> **Work to complete**: Copy all the records exactly, but keep the pictures out of your version.

> **Record set**:
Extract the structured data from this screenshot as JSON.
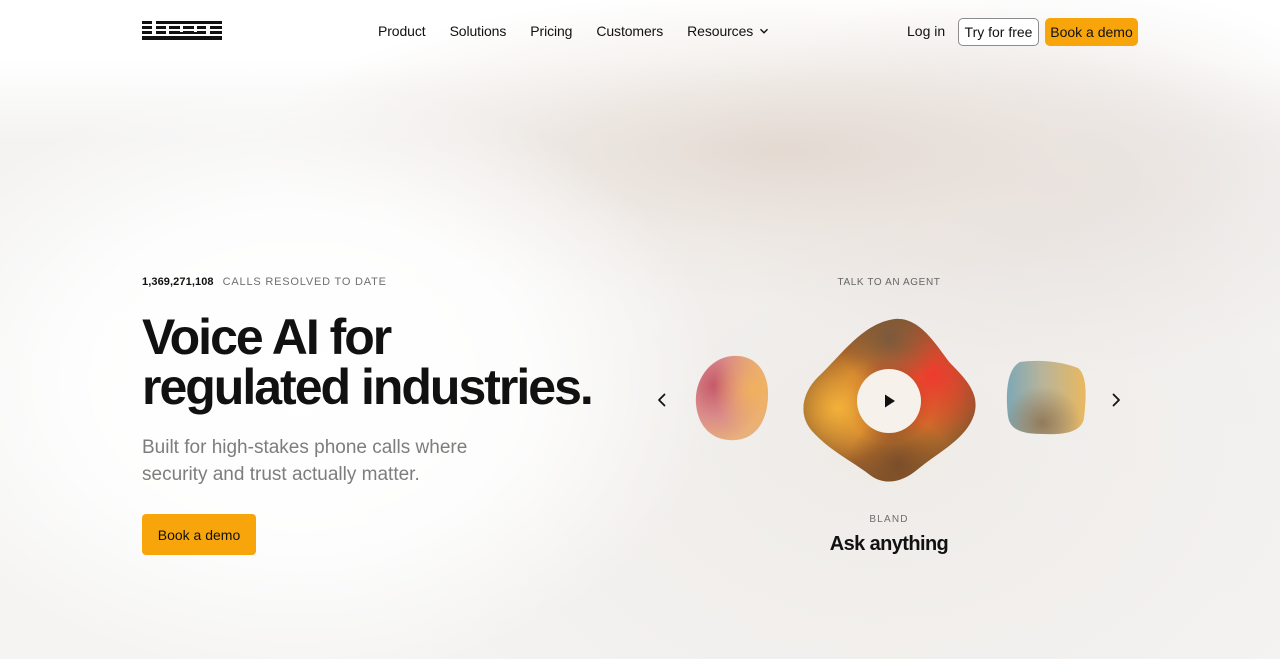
{
  "nav": {
    "logo_text": "bland",
    "links": [
      "Product",
      "Solutions",
      "Pricing",
      "Customers",
      "Resources"
    ],
    "login": "Log in",
    "try_free": "Try for free",
    "book_demo": "Book a demo"
  },
  "hero": {
    "stat_number": "1,369,271,108",
    "stat_label": "CALLS RESOLVED TO DATE",
    "headline_line1": "Voice AI for",
    "headline_line2": "regulated industries.",
    "subheading": "Built for high-stakes phone calls where security and trust actually matter.",
    "cta": "Book a demo"
  },
  "agent": {
    "section_title": "TALK TO AN AGENT",
    "name": "BLAND",
    "caption": "Ask anything"
  },
  "icons": [
    "chevron-down-icon",
    "chevron-left-icon",
    "chevron-right-icon",
    "play-icon"
  ],
  "colors": {
    "accent": "#f8a50c",
    "text": "#111111",
    "muted": "#7d7d7d"
  }
}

> **Response**:
Extract the structured data from this screenshot as JSON.
{
  "nav": {
    "logo_text": "bland",
    "links": [
      "Product",
      "Solutions",
      "Pricing",
      "Customers",
      "Resources"
    ],
    "login": "Log in",
    "try_free": "Try for free",
    "book_demo": "Book a demo"
  },
  "hero": {
    "stat_number": "1,369,271,108",
    "stat_label": "CALLS RESOLVED TO DATE",
    "headline_line1": "Voice AI for",
    "headline_line2": "regulated industries.",
    "subheading": "Built for high-stakes phone calls where security and trust actually matter.",
    "cta": "Book a demo"
  },
  "agent": {
    "section_title": "TALK TO AN AGENT",
    "name": "BLAND",
    "caption": "Ask anything"
  },
  "icons": [
    "chevron-down-icon",
    "chevron-left-icon",
    "chevron-right-icon",
    "play-icon"
  ],
  "colors": {
    "accent": "#f8a50c",
    "text": "#111111",
    "muted": "#7d7d7d"
  }
}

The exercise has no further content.